Hear for yourself: there’s a five minute sampler mix for the album on Soundcloud.
North Palace is Nozaki’s first release in any hard format. It follows an EP and an album of ambient tape loops, issued on the Slovakian Soun Records label in digital-only format under the alias UNKNOWNjp.
The Art of memory
about these places especially, dark, almost dirty, shadows gathered. come to discover beauty in shadows. the light from the garden; fragile, dying rays, avoid the failure to comprehend the mystery of shadows, and especially not to disturb the glow. listening to the murmur that penetrates, what lies within the darkness one cannot distinguish. the spell disappears from the dream world built by that strange light, what feeble light there was i could imagine. a part picked up by a faint light. water lines harmonize with and bury the wires. the beauty of the grain begins to emerge, left obscure, shrouded in a dusky haze. softness and warmth of the still dimmer light, the aura of depth and mystery. set out in the night, and recede into darkness. dreamlike glow that suffuses it.

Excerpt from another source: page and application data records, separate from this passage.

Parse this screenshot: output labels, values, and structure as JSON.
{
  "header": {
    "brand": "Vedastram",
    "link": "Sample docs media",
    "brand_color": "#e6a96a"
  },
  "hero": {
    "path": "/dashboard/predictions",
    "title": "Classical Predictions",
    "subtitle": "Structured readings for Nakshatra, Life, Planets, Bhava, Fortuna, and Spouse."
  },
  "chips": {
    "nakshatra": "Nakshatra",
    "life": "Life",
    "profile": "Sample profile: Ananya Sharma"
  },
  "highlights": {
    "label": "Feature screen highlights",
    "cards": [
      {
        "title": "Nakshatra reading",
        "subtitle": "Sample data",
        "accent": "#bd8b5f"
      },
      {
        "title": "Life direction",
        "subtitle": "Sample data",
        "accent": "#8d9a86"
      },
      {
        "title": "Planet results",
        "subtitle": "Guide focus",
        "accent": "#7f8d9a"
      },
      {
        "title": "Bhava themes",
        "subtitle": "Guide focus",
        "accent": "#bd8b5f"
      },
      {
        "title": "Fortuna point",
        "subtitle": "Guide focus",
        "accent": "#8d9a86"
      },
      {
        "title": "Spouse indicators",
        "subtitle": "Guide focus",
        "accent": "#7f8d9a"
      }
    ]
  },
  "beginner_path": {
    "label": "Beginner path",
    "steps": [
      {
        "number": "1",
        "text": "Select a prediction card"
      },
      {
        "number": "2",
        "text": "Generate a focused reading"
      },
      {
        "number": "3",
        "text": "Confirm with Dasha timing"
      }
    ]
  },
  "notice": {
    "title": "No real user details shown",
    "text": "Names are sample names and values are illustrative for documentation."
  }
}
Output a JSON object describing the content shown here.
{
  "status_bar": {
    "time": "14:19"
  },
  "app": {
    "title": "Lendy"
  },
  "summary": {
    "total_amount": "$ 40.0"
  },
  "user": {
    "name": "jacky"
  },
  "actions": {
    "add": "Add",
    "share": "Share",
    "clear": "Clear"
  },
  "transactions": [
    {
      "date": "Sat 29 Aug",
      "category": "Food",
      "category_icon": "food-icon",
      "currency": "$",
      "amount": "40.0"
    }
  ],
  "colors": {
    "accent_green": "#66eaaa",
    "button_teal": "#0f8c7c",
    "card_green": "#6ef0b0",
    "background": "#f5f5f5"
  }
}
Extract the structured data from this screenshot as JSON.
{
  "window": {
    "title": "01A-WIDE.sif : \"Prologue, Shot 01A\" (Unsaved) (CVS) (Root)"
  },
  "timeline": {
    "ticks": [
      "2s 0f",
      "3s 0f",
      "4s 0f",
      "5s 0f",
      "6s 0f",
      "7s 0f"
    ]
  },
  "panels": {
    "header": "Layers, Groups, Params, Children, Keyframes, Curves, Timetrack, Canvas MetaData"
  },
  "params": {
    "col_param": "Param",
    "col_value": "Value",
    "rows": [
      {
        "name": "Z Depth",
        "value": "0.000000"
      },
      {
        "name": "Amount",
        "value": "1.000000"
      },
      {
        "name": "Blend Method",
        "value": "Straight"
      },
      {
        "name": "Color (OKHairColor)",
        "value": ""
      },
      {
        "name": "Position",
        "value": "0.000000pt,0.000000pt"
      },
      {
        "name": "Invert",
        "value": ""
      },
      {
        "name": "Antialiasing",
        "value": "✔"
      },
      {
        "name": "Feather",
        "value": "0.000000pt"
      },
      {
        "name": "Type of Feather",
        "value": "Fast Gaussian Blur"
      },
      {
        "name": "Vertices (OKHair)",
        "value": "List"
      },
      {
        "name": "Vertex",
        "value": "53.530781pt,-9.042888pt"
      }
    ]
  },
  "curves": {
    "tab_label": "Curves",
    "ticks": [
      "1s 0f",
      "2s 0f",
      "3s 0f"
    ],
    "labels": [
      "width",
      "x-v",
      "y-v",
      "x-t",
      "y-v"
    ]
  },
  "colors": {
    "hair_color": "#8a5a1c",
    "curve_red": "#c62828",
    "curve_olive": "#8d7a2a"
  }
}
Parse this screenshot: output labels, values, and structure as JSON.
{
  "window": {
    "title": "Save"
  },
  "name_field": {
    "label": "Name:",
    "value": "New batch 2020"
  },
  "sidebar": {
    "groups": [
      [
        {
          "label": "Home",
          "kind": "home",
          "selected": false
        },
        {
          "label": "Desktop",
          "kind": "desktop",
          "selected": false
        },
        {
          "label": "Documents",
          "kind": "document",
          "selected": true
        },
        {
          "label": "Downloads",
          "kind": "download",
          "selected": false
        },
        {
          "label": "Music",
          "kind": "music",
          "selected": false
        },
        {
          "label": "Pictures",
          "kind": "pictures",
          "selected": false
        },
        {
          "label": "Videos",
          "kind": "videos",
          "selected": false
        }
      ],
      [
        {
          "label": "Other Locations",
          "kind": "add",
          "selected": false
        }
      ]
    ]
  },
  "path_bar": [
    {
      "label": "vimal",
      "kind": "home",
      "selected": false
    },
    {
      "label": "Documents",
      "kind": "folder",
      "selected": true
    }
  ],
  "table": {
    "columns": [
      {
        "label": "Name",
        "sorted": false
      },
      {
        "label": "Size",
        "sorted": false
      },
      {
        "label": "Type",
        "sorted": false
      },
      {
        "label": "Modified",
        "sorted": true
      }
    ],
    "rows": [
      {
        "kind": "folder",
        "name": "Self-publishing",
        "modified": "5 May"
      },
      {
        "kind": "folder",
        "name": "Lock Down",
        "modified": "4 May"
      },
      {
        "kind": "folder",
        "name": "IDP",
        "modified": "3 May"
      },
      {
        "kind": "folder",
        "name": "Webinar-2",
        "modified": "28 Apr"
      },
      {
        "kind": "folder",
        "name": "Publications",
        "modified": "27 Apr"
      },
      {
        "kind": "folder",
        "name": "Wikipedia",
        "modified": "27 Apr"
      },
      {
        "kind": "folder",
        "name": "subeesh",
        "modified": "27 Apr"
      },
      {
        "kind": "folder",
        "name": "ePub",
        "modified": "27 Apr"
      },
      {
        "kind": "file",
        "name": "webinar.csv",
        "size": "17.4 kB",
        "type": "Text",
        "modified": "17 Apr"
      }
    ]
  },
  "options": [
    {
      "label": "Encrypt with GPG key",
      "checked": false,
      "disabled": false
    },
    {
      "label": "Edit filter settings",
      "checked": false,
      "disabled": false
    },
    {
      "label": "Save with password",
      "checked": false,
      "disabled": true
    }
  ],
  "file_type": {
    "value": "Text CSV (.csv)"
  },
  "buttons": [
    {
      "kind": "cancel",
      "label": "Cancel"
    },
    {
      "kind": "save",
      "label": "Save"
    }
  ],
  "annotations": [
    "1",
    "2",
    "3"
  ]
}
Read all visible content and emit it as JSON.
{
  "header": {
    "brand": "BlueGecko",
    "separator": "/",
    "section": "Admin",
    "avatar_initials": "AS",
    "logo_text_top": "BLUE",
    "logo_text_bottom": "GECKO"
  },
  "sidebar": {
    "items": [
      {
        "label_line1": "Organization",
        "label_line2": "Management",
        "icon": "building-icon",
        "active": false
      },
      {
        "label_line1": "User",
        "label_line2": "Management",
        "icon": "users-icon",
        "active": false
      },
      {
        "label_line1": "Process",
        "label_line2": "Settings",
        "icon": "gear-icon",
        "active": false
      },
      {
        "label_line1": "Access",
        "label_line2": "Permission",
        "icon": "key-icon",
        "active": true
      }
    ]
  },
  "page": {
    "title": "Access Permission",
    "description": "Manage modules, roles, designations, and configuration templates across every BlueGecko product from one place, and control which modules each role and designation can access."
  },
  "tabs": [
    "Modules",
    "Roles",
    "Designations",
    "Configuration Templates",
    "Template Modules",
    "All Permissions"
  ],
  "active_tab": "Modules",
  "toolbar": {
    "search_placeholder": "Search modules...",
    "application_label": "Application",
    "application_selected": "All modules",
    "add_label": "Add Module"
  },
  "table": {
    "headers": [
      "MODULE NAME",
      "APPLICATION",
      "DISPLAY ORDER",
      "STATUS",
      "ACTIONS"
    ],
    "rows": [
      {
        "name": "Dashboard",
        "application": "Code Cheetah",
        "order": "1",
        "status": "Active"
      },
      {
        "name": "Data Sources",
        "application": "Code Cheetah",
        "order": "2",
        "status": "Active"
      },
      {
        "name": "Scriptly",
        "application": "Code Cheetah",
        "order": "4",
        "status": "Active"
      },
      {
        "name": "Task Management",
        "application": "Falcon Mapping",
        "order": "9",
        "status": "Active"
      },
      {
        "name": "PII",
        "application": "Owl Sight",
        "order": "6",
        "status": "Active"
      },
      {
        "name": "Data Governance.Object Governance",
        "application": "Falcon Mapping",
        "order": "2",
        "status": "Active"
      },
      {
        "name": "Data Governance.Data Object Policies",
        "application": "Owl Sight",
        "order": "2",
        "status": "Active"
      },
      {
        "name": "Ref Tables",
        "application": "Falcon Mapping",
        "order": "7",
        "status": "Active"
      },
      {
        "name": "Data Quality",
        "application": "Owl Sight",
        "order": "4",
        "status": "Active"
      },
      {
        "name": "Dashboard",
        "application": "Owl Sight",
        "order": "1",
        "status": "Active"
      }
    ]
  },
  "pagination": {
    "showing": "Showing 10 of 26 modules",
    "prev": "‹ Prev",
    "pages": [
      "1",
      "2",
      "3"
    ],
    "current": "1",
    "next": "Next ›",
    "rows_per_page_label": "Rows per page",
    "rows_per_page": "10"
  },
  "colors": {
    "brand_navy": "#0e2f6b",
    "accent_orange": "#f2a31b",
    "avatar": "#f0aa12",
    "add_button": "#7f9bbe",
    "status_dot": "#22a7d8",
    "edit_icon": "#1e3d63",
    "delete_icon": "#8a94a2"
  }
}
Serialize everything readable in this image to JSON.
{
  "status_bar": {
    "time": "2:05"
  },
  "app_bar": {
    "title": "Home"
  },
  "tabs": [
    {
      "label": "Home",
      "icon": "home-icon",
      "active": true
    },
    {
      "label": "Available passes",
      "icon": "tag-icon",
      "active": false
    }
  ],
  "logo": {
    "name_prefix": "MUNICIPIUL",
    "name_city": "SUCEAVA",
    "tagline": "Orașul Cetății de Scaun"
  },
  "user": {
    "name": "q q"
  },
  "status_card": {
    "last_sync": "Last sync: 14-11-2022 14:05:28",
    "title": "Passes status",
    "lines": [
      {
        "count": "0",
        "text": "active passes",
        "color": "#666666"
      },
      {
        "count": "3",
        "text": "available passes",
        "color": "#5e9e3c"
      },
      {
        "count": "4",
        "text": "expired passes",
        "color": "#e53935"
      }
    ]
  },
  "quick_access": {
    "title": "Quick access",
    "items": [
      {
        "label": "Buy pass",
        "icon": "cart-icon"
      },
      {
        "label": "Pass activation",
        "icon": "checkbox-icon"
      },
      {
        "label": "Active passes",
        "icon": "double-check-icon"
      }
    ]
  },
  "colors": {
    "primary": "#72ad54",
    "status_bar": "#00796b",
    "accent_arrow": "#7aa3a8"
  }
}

(tanizaki - manipulated in praise of shadows)
[Boomkat product review]
Forwind's 2013 trajectory starts with a wonderfully noisy ambient piece by emergent Japanese producer, Tomonori Nozaki. With previous experiments conducted in the minimal techno field, Nozaki arrives at a lush and widescreen sound on 'North Palace'. He uses analog equipment to organic, evocative appeal, eschewing any computer processing to embrace the infidelities of tape-loop splicing and dusty synth sounds beside other, unnamed outboard sources. The most direct precedents for this sound clearly lie in William Basinski's decaying spools and the romantic isolation of The Boats or certain Untitled releases, yet his analog ghosts take their own form with canny spectral spatialisation subtly drawing our perceptions between its finely layered dimensions of hiss and squinted melody. It's quite lovely.